School House Rock Live JR.
SCHOOLHOUSE ROCK LIVE! JR. opens at 6 a.m. as Tom Mizer, a young teacher, wakes up on his first day of work. As his alarm goes off, Tom enters and begins to rehearse his teaching technique. Soon, Tom's thoughts begin to take life around him. In an attempt to calm himself, Tom turns on the T.V. What’s on this morning? Why, it's Schoolhouse Rock! As Tom gets drawn into the show the first song begins. Tom thinks he may be losing his marbles and attempts to turn off the T.V. His various alter egos convince him that he is O.K. Each one of them is a part of Tom's mind. They’re every person, place and thing he has ever seen. Tom is still quite unconvinced that he is has not lost his mind. Undaunted, the ensemble sings, "A Noun is a Person, Place, or Thing."

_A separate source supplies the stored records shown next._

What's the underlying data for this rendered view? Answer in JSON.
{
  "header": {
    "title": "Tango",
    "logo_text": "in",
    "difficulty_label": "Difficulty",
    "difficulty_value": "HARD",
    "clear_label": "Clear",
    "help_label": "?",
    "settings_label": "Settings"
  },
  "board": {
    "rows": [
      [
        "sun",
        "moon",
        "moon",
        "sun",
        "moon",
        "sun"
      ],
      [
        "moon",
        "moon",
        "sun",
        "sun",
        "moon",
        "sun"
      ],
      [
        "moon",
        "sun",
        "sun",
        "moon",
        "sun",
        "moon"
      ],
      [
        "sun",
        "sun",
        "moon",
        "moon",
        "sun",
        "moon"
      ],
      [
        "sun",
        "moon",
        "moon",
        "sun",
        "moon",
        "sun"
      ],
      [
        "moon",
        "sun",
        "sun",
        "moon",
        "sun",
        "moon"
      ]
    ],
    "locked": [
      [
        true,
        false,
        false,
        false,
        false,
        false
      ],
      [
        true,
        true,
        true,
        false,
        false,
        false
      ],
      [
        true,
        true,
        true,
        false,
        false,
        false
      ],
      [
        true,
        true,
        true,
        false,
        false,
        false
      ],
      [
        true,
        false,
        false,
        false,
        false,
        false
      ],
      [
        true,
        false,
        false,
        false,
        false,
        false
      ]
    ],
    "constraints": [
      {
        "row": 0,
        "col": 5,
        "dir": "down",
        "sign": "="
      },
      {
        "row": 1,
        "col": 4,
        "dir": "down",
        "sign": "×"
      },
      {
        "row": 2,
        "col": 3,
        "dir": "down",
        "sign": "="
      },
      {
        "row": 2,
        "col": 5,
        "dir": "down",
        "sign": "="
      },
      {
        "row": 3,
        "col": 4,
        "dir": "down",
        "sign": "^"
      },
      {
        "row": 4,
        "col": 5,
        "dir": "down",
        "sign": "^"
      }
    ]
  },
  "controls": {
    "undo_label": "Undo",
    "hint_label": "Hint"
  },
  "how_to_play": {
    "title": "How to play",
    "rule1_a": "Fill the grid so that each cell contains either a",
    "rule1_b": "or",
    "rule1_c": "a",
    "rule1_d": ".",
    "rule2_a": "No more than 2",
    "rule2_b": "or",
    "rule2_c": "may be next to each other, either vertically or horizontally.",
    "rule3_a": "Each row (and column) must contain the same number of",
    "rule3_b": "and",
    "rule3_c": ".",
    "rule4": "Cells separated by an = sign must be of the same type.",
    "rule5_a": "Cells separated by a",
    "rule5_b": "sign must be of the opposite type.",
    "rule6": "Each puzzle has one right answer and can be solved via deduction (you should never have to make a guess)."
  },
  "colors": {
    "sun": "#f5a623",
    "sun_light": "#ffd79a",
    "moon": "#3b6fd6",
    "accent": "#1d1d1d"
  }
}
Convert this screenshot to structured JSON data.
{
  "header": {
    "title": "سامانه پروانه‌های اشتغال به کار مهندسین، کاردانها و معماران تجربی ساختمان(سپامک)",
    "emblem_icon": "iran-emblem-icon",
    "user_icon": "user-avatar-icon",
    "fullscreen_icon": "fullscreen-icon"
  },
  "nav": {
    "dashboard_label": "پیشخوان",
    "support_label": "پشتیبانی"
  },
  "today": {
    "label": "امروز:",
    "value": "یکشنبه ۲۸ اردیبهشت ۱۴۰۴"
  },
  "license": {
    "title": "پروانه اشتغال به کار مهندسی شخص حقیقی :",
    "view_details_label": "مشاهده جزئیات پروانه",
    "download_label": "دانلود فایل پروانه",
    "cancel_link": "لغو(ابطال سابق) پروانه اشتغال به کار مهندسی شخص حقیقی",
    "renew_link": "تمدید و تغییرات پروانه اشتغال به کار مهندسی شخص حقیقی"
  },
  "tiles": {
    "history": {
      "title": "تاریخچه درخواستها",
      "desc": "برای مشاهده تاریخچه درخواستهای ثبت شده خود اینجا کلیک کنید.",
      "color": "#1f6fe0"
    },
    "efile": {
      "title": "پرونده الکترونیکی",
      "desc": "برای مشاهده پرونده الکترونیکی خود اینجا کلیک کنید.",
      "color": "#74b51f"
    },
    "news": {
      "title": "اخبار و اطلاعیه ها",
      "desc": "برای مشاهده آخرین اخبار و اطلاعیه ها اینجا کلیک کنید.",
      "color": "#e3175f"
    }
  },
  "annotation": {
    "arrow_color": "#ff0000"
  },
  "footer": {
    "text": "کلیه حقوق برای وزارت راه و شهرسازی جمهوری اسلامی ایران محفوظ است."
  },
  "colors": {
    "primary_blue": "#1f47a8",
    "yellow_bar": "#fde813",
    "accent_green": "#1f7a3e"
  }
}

Tom tries to move into his day by looking over his lesson plan, which he feels will be a tough job. George and the rest of the company assure him that with their help, it will be as easy as one, two, "Three Is a Magic Number." The song tells the tale of the magic number three and it’s almost magical qualities. After the number about the number Tom remarks that it was, "…the coolest song." Which leads right into, "Unpack Your Adjectives." Shulie and company describe the descriptive qualities of adjectives.
After "Unpack Your Adjectives", Tom begins to accept the fact that his thoughts have taken on human form and loosens up a little. He pleads that he has to teach other subjects like Social Studies and his new-found helpers are right there for him with, "Just a Bill." George, dressed as a "bill" tells the story of a bill and it’s journey towards becoming a law. The song reminds Tom just how much he remembered of, "Schoolhouse Rock", and Shulie reminds Tom that, "The Preamble" was another shining example of the series educational value. Each character remembers sitting taking a test and singing the tune that made the Preamble to the Constitution unforgettable.

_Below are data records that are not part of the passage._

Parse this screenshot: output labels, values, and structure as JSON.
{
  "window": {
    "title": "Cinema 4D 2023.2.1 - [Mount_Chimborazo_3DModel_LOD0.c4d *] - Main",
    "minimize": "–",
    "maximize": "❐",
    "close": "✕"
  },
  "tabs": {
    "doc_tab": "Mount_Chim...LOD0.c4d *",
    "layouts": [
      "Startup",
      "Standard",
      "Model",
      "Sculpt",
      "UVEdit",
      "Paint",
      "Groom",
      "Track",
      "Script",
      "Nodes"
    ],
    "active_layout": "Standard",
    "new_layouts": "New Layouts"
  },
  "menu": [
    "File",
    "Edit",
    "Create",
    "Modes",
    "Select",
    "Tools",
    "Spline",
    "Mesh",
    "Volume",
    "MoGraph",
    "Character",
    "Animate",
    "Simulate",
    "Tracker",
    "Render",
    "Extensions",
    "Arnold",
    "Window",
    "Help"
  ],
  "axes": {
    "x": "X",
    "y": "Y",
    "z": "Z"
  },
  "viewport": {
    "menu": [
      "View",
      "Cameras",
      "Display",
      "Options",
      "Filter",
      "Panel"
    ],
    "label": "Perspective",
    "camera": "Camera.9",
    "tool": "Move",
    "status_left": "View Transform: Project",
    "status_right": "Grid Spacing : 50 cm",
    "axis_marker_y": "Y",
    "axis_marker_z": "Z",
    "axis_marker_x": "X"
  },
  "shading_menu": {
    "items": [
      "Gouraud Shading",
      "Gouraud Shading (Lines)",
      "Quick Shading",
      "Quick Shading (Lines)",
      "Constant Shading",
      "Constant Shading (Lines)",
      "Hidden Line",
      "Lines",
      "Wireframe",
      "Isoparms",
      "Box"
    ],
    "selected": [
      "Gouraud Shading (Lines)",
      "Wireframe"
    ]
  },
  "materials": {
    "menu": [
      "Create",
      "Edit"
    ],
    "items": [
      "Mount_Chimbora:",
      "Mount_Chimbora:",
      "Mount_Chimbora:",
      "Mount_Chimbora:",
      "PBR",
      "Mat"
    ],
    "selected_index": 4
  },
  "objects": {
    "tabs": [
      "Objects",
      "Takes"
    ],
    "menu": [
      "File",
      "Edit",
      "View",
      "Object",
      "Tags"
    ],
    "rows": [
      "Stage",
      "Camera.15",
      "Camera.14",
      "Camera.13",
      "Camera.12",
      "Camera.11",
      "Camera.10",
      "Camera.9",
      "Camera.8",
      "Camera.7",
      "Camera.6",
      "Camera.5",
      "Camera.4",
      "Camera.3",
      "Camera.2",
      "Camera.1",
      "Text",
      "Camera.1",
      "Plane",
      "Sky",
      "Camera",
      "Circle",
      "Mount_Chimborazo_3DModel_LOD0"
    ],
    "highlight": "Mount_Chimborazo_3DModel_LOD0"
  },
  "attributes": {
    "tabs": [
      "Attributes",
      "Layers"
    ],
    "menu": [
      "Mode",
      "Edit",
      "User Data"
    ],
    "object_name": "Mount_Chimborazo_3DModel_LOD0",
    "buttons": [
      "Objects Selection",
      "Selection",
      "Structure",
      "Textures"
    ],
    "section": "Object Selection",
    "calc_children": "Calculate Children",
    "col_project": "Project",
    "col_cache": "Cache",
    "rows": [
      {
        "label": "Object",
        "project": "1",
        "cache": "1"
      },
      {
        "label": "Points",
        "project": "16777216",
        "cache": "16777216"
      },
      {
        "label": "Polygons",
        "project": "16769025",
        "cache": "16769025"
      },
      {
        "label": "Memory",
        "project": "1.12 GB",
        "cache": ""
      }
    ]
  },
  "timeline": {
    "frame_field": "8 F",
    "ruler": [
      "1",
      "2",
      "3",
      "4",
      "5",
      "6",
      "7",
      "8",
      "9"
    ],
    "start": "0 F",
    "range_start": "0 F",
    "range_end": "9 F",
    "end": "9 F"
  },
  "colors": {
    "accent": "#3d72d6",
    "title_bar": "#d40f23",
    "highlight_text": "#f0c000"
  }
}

Tom’s having fun now, keeping things upbeat, the company moves into a rousing, "Circulation" detailing the circulatory system through a dance craze. Hot on the heels of medical science, it’s back to grammar with one of the favorites of the show, "Conjunction Junction" delivered with the help of word signs with conjunctions on them making living sentences on stage. Leaving "Conjunction Junction", Tom is reminded of trains which reminds Dina of planes, boats and, finally, spaceships. Shulie's interest is sparked as she sings the up tempo pop song, "Interplanet Janet." The company forms with costumes and props the solar system as Shulie assumes the role of Janet.
The company feels that they have done their duty and that Tom is ready to teach. Tom’s ready to teach, but not quite ready to leave his new friends, so he requests his personal favorite, "Interjections", which ends the show.
School House Rock Live JR. will be a completely youth cast and youth run musical. Youth will be in charge of every aspect of the show (with adult guidance). A full list of job descriptions will be available closer to audition dates.
I Love You,
I Love You, You're Perfect, Now Change is presented in the form of a series of vignettes connected by the central theme of love and relationships.
This celebration of the mating game takes on the truths and myths behind that contemporary conundrum known as 'the relationship.' Act I explores the journey from dating and waiting to love and marriage, while Act II reveals the agonies and triumphs of in-laws and newborns, trips in the family car and pick-up techniques of the geriatric set.
With few exceptions, the scenes stand independent of the others, but progress in a fashion designed to suggest an overall arc to relationships throughout the course of one's life. A first date, for example, comes before scenes dealing with marriage, and scenes dealing with marriage come before those dealing with child rearing. Despite the large number of characters, the show is typically done with a comparatively small cast: the original Off-Broadway production uses a cast of four.
This hilarious revue pays tribute to those who have loved and lost, to those who have fallen on their face at the portal of romance, to those who have dared to ask, 'Say, what are you doing Saturday night?'